Contact

Online Safety Keyboard ImageThe Niagara Regional Police Service provides numerous external resources on online safety: niagarapolice.ca/onlinesafety.  

 

Get Cybersafe Link Image

Get Cyber Safe is a national public awareness campaign created to educate Canadians about Internet security and the simple steps they can take to protect themselves online. The campaign's goal is to bring together all levels of government, the public and private sectors, and the international community, to help Canadians be safer online. The campaign is an important component of Canada's Cyber Security Strategy, which is dedicated to securing government systems, partnering to secure vital cyber systems outside the federal government, and helping Canadians to be secure online. The campaign is being led by Public Safety Canada on behalf of the Government of Canada.

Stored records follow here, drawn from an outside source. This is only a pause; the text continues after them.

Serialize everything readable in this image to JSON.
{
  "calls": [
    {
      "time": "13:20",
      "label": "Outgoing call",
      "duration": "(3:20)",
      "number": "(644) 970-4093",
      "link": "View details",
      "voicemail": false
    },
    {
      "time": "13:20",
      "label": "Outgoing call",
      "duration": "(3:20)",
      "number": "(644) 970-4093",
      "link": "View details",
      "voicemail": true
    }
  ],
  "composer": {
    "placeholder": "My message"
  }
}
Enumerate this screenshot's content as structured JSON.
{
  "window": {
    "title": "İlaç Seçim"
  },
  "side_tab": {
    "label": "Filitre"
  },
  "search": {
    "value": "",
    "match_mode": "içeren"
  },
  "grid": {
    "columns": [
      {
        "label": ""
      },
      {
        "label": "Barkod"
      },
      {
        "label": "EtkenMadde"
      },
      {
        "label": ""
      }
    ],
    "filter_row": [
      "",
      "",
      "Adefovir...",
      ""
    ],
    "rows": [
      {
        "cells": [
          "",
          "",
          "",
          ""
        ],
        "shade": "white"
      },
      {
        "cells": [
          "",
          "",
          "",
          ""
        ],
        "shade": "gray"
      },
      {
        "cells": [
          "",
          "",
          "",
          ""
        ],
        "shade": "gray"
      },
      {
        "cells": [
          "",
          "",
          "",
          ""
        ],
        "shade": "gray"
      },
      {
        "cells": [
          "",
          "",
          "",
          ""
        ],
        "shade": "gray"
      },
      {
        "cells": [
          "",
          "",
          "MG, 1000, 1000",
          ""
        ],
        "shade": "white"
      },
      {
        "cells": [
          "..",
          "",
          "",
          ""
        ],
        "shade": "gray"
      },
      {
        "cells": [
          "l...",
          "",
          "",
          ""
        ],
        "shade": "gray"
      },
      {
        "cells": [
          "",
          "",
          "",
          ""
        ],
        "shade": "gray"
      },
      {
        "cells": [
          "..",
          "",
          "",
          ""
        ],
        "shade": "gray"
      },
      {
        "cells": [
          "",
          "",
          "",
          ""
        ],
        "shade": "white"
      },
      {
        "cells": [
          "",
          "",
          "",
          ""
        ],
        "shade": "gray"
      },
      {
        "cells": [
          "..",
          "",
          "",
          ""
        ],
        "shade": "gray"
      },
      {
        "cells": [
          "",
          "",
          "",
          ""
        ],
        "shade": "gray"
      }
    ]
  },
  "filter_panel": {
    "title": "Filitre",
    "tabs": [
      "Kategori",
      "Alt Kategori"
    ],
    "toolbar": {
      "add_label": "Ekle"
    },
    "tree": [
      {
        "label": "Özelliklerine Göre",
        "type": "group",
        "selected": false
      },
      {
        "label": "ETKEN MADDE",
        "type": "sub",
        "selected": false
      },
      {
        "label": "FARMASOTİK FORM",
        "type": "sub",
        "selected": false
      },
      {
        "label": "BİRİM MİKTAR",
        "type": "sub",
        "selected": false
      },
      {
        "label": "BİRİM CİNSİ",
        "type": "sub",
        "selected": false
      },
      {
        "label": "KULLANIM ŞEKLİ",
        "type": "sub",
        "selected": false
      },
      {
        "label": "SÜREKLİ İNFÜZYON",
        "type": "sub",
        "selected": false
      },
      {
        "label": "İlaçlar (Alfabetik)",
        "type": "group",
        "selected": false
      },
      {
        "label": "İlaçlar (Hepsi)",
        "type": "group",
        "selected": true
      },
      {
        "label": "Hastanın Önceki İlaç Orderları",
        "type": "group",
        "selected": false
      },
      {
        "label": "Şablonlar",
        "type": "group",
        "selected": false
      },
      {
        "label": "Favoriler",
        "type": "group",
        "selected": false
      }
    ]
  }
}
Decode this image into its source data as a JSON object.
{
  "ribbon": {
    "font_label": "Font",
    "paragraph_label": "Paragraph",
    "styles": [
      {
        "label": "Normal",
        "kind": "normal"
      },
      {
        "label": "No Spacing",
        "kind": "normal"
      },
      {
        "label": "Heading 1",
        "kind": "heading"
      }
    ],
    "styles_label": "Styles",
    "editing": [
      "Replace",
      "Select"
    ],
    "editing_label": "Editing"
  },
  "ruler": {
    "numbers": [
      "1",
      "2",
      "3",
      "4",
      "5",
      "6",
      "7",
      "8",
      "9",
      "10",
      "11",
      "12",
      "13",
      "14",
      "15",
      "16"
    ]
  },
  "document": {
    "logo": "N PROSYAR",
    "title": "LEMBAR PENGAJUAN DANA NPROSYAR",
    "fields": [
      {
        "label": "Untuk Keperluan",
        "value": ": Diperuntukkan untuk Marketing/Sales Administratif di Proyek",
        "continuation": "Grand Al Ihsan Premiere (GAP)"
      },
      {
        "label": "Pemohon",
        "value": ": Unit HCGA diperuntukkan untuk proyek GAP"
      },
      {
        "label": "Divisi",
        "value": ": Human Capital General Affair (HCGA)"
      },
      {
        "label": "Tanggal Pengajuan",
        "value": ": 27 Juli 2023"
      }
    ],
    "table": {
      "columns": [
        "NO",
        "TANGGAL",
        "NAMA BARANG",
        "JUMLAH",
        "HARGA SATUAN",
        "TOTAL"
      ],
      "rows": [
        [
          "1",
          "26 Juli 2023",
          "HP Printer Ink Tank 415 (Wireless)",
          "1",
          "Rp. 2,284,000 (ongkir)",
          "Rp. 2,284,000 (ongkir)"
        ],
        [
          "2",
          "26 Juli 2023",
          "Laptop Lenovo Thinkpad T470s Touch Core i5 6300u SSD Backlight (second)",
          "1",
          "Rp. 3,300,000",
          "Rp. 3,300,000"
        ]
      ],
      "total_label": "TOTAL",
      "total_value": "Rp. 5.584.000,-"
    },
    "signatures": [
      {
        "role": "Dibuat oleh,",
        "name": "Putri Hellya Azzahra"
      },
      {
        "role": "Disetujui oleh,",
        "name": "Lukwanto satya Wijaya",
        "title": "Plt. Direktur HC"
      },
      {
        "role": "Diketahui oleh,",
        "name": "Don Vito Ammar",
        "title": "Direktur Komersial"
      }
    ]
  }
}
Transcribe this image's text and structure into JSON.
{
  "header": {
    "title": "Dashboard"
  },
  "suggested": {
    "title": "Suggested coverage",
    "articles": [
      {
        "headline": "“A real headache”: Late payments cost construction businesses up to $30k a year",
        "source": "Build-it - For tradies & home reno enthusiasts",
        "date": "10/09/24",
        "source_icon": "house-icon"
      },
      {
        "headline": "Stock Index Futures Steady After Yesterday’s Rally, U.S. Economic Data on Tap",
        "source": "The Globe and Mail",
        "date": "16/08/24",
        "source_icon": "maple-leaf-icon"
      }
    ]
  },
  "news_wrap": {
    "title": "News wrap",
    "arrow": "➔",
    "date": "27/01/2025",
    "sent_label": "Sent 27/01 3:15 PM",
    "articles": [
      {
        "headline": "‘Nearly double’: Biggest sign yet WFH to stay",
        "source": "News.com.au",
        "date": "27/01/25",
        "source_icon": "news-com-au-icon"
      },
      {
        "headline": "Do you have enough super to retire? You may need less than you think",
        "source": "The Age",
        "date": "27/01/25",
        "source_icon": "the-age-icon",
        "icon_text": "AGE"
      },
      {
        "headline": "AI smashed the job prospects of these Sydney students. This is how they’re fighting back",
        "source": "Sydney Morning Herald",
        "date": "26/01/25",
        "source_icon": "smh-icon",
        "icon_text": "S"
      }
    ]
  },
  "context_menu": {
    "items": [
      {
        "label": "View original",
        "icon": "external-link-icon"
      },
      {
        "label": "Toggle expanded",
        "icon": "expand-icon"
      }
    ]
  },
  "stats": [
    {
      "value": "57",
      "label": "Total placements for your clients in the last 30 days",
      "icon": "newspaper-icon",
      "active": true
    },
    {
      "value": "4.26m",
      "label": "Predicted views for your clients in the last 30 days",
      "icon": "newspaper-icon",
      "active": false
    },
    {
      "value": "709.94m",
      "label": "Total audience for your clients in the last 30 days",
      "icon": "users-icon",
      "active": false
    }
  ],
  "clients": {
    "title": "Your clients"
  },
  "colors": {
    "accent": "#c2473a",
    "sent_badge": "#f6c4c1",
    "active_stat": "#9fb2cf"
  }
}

Don't provide any information that you don't have to. You should never tell someone highly personal information about yourself, including:

  • The full name(s) of you and/or your children
  • Your home address
  • The name and address of the company where you work
  • The school that you or your children study at
  • Your phone number (for home or work)

If you do need to provide a contact address, consider getting a post office box, and using that as a method that people can send information to. 

  1. Never agree to meet with someone you've met on the internet at a private or secluded place. This includes meeting at your home or theirs. Remember that the person is still a stranger. Meet in a public place.
  2. If you receive any messages that make you uncomfortable, consider blocking that person.  If the messages are threatening, make note of the user's email address or other information, and print out copies of messages previously sent to you. Contact the police, and provide these messages and information to the police.
  3. Ensure that your children know that they aren't allowed to send personal information to other people on the Internet -- unless it's with your permission. 
  4. Realize that people may not be who they say they are. The Internet allows a level of anonymity, and any person could pretend to be someone they're not. 
  5. Parents need to be familiar with their children's activity online.  Get involved with your child and ask questions about what they're doing and how they're doing it.  Consider checking TV/movie/app guides like commonsensemedia.org if you're not sure about some content.
  6. Establish rules on how computers, tablets and phones should be used. The rules should limit a child's access time and what the child is allowed to do. For example, depending on the age and maturity of the child, you may allow them to surf the web, but only use certain websites or apps.

If you're concerned about what your children have access to, talk to them about it. Explain why you're concerned and consider checking TV/movie/app guides like commonsensemedia.org